-- DIRECTIONS FOR THIS TASK --
The reply is to be an exact repetition of the entries that follow, with each picture left out.
--- START ---
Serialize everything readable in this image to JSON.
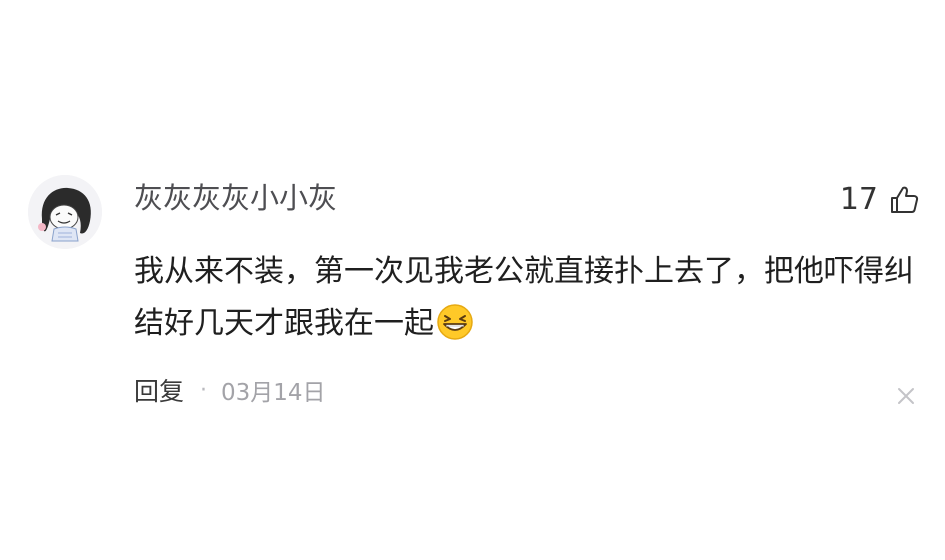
{
  "comment": {
    "username": "灰灰灰灰小小灰",
    "like_count": "17",
    "text": "我从来不装，第一次见我老公就直接扑上去了，把他吓得纠结好几天才跟我在一起",
    "reply_label": "回复",
    "separator": "·",
    "date": "03月14日"
  },
  "icons": {
    "avatar": "avatar-cartoon-girl",
    "like": "thumbs-up-icon",
    "emoji": "grinning-squint-emoji",
    "close": "close-icon"
  },
  "colors": {
    "username": "#4e4e52",
    "text": "#1f1f1f",
    "meta": "#a3a3a8",
    "emoji": "#ffc928"
  }
}
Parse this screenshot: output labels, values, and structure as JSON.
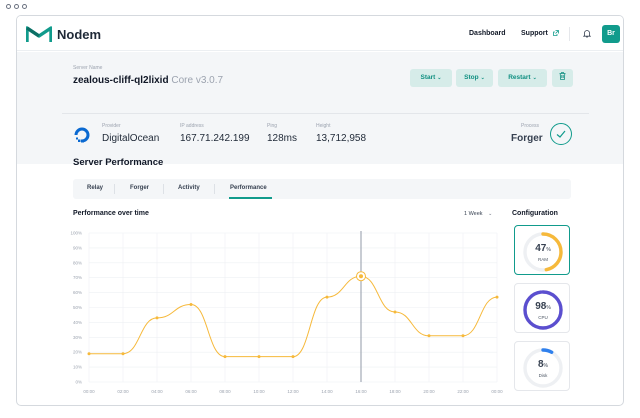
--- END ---
-- RESPONSE FOR THIS EXERCISE --
Serialize everything readable in this image to JSON.
{
  "comment": {
    "username": "灰灰灰灰小小灰",
    "like_count": "17",
    "text": "我从来不装，第一次见我老公就直接扑上去了，把他吓得纠结好几天才跟我在一起",
    "reply_label": "回复",
    "separator": "·",
    "date": "03月14日"
  },
  "icons": {
    "avatar": "avatar-cartoon-girl",
    "like": "thumbs-up-icon",
    "emoji": "grinning-squint-emoji",
    "close": "close-icon"
  },
  "colors": {
    "username": "#4e4e52",
    "text": "#1f1f1f",
    "meta": "#a3a3a8",
    "emoji": "#ffc928"
  }
}
Parse this screenshot: output labels, values, and structure as JSON.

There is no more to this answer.